May 12, 2010
The timer goes off for the nutritious lunch I have put in the oven for my little ones. Once they are safely ensconced in their high chairs, I casually move the Ben & Jerry’s container into which I have been digging for that elusive ribbon of caramel, over to the other side of the fridge so they cannot see my gluttonous indulgence.
What I realize as I shovel in the very tasty and oh so satisfying treat, is that I used to do this in college when I was a young and angry girl. Down with every spoonful or forkful of attractiveness prohibiting food I ate, went my misery, anger, sadness, whatever the negative emotion of the day was. My lips coated in sugary caramel, I ponder that which has been eating at me (pun intended) of late. Family issues rooted in childhood. Ok, now that sounds pretty much like everyone I know, so why is this still lingering? I could answer that, but I won’t here. I already know the answer. The problem isn’t that I don’t know the problem, or the answer. It’s how it works its way into my mouth instead of out of my head.
Why then, do I not turn to something with protein, like chicken? Or steak? Food like ice cream is supposed to be bad for you, and supposedly I am punishing myself by eating it instead of working it out in some other manner, like exercise, as a healthy person might. (I do exercise, but it is just not enough to account for what I eat.) Therefore, I am indeed punishing myself.

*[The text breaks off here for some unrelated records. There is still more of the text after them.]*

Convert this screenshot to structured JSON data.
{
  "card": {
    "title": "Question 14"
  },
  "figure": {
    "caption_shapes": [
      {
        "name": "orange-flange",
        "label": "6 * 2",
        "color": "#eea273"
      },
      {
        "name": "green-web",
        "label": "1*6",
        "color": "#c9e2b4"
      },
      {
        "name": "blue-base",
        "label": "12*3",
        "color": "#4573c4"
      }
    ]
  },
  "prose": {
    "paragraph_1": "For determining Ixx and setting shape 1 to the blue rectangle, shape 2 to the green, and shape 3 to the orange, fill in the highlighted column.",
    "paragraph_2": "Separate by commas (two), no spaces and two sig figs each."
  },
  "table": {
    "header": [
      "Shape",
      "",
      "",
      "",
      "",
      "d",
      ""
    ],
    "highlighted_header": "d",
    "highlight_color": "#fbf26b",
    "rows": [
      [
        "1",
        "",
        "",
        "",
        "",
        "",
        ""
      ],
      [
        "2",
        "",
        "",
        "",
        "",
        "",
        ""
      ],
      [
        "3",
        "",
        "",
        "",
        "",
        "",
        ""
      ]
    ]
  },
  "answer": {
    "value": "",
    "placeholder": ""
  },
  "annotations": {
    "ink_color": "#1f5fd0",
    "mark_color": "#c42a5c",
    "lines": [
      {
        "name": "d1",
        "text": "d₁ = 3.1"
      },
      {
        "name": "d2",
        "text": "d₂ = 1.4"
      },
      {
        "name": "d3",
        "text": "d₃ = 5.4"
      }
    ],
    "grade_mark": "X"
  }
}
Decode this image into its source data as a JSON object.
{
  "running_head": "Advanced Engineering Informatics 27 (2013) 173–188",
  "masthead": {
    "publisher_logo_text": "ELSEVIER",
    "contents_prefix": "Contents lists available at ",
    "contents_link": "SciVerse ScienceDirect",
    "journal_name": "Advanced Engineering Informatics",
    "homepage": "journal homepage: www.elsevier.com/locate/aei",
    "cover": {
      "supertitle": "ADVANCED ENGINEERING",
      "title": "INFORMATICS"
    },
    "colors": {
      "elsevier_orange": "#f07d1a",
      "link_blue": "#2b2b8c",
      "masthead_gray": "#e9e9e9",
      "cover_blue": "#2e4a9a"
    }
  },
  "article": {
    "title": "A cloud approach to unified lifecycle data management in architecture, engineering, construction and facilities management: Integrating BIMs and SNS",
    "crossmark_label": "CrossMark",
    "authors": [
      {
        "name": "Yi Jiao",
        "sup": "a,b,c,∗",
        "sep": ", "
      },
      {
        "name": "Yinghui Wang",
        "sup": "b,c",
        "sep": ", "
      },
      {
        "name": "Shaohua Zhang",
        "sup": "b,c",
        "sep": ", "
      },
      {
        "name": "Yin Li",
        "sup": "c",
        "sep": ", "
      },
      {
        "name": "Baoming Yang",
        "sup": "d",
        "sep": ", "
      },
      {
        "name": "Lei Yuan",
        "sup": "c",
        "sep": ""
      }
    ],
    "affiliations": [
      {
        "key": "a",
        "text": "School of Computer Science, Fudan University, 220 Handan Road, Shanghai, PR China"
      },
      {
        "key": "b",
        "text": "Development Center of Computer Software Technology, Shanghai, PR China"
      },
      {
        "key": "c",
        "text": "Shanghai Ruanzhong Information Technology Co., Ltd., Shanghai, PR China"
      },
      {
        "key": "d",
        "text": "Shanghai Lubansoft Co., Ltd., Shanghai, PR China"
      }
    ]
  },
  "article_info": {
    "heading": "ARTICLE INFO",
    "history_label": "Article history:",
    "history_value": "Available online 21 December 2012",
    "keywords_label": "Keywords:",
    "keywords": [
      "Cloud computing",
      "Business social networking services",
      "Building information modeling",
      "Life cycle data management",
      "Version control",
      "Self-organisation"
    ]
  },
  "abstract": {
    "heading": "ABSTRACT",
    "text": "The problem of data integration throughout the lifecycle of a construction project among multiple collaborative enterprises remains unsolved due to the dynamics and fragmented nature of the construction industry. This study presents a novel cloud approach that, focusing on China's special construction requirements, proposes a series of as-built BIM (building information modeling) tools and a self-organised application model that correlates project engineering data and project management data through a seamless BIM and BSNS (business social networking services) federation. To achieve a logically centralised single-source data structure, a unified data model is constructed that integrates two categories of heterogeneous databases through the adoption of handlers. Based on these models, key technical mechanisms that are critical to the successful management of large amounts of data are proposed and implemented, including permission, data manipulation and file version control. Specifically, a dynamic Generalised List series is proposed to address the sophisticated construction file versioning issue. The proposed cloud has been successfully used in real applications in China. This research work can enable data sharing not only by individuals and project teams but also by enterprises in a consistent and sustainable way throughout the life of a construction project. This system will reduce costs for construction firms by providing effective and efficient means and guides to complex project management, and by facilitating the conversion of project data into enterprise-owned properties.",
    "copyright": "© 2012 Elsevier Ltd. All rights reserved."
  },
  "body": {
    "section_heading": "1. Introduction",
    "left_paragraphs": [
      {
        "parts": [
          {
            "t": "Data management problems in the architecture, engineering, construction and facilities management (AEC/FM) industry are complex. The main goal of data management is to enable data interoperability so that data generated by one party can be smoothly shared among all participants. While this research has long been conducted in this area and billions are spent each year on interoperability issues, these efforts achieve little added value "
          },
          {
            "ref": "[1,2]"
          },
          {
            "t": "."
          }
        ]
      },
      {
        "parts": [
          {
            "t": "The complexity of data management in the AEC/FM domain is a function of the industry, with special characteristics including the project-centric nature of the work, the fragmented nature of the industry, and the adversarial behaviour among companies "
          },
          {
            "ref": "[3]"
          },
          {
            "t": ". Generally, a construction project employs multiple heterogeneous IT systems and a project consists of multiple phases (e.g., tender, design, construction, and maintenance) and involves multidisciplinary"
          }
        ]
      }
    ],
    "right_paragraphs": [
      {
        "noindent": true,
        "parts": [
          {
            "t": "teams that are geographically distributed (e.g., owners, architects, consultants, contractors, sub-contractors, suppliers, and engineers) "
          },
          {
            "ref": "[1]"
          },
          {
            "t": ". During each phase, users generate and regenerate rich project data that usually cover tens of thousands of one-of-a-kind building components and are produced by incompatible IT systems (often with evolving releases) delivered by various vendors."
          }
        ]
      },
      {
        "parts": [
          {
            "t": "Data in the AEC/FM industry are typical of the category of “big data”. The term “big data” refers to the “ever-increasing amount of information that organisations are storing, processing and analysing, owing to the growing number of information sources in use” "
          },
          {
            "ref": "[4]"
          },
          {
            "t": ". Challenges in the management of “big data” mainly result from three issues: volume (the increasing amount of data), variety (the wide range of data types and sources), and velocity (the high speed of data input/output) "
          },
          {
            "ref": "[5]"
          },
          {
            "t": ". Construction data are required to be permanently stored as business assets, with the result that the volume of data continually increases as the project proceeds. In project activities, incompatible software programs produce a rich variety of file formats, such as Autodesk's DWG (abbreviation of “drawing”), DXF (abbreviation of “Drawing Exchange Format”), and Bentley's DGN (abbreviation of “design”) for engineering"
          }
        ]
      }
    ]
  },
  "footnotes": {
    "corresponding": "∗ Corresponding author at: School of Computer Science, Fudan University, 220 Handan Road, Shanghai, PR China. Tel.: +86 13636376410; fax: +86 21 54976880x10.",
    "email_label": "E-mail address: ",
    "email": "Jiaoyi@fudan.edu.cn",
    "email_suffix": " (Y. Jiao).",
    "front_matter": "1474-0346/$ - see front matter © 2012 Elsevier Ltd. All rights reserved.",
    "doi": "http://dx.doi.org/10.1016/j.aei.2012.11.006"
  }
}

When I am at the market next time, picking up more ice cream for my husband (it was his stash I delved into), I will inevitably see a magazine with a skinny bitch airbrushed on the cover and sigh because I would give my eye teeth (what IS that anyway?) to look like that. The truth is, I would like to know what it feels like to look like that, but I am apparently unwilling to do the work it takes to get that way, minus the airbrushing. So I stand here, hiding behind the fridge, eating my punishment, which feels so much like a reward it’s no wonder women have a hard time with body image. It’s a mixed signal I am not sure I want to figure out.
Clearly I ought not be eating this, or like this, but I do nonetheless. Hypocrite that I apparently am, I sneak it thinking my kids won’t figure it out. After all, I can’t have them picking up my bad habits.